(AIM OF THE EXERCISE)
Extract each line holding the word "data" from the entries.

[MATERIAL SUPPLIED]

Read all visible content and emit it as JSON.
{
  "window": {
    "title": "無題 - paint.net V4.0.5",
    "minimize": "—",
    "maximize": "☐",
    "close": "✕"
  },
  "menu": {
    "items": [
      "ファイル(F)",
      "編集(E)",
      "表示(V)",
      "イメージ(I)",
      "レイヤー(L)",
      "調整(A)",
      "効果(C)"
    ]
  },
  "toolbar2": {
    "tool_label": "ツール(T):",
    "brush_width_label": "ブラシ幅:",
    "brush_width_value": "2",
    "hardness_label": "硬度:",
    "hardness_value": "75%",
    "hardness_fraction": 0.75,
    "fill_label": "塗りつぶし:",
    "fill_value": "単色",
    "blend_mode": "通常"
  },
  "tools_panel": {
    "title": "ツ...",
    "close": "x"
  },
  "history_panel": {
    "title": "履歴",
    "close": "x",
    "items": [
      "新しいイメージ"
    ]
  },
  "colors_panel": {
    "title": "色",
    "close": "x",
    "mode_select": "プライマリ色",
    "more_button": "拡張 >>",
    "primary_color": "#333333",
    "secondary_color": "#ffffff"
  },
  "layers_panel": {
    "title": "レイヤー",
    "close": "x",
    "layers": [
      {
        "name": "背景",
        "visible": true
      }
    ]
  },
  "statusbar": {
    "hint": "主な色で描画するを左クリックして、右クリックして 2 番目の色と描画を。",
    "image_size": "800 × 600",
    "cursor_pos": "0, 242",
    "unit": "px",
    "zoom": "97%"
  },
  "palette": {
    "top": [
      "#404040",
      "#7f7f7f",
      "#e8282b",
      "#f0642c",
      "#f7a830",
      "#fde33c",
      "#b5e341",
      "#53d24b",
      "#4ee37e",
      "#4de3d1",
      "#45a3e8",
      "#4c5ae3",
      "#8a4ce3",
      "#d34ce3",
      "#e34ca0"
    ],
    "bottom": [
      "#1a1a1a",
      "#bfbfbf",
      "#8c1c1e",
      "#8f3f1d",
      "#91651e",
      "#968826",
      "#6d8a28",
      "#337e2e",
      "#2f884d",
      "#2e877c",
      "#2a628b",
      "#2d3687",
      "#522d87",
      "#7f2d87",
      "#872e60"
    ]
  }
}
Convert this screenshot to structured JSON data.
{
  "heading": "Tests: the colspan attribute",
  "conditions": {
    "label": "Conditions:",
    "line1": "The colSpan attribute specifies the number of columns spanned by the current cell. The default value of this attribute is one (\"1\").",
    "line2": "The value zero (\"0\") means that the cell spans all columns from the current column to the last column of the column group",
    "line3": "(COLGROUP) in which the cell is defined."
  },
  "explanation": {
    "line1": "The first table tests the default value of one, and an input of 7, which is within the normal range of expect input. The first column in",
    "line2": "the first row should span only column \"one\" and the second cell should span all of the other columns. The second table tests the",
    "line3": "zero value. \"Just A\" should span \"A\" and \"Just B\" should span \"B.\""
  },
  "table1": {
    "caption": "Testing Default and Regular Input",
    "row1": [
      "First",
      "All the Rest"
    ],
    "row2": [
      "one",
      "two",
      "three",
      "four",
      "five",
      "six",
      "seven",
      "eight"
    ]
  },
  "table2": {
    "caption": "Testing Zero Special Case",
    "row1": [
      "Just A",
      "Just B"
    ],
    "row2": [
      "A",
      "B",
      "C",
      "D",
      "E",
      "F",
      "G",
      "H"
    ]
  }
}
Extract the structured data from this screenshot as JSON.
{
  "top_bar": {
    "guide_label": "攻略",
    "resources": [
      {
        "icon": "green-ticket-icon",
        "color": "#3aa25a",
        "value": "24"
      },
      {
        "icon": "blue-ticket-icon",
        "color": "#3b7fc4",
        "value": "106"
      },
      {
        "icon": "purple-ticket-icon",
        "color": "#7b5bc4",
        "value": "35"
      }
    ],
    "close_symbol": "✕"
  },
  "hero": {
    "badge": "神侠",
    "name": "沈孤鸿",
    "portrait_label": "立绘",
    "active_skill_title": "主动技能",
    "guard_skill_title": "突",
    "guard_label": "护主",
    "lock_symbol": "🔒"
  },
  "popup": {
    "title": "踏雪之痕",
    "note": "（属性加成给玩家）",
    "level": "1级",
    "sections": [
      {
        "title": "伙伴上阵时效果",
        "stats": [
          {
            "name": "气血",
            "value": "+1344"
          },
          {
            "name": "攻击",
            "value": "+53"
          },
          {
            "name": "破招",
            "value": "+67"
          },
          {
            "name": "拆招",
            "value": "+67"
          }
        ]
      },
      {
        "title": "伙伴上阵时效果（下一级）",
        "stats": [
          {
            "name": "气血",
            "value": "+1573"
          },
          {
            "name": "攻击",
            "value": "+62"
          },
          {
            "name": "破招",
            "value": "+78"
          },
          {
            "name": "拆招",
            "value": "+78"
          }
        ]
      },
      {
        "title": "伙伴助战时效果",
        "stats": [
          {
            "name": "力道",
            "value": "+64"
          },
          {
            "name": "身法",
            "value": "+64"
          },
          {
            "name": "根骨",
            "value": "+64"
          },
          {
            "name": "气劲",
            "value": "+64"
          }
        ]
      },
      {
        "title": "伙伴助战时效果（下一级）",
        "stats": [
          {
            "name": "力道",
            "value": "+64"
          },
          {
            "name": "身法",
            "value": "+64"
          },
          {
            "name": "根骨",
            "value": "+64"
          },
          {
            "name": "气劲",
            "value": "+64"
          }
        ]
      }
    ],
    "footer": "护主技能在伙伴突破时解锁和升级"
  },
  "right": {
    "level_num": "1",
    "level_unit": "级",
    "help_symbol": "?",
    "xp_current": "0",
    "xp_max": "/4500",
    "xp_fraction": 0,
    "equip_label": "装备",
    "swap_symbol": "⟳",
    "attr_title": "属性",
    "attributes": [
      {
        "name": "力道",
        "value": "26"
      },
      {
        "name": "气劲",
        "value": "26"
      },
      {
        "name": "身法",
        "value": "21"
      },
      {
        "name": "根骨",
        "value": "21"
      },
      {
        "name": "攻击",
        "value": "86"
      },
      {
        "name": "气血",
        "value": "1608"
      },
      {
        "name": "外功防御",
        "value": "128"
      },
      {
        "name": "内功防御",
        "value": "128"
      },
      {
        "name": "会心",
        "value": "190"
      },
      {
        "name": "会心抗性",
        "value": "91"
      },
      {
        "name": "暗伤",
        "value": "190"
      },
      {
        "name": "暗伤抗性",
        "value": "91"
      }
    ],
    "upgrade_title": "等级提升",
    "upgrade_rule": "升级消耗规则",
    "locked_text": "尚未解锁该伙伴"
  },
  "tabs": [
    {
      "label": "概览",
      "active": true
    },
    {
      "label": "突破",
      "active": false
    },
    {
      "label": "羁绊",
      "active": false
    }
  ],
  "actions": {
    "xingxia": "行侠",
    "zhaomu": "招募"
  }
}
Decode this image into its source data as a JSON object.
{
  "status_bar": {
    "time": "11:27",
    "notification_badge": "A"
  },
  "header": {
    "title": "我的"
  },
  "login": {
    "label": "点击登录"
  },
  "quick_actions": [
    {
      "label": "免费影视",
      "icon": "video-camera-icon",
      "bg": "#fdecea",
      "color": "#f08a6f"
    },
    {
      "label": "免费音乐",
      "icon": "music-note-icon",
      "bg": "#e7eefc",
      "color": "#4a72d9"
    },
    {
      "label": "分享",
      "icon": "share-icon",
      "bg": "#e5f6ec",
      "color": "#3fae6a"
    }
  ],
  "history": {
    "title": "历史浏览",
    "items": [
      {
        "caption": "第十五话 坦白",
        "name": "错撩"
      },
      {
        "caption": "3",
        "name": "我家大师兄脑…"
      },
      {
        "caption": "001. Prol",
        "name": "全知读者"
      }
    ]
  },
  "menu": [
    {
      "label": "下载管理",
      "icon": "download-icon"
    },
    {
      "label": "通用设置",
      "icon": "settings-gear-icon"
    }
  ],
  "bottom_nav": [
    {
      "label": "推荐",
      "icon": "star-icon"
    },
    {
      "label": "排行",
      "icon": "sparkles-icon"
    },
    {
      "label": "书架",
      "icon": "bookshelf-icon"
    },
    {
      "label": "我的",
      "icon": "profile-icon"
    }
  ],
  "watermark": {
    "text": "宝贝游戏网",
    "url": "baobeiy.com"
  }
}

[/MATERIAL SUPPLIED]

(WRITTEN RESPONSE)
Convert this screenshot to structured JSON data.
Extract the structured data from this screenshot as JSON.
Decode this image into its source data as a JSON object.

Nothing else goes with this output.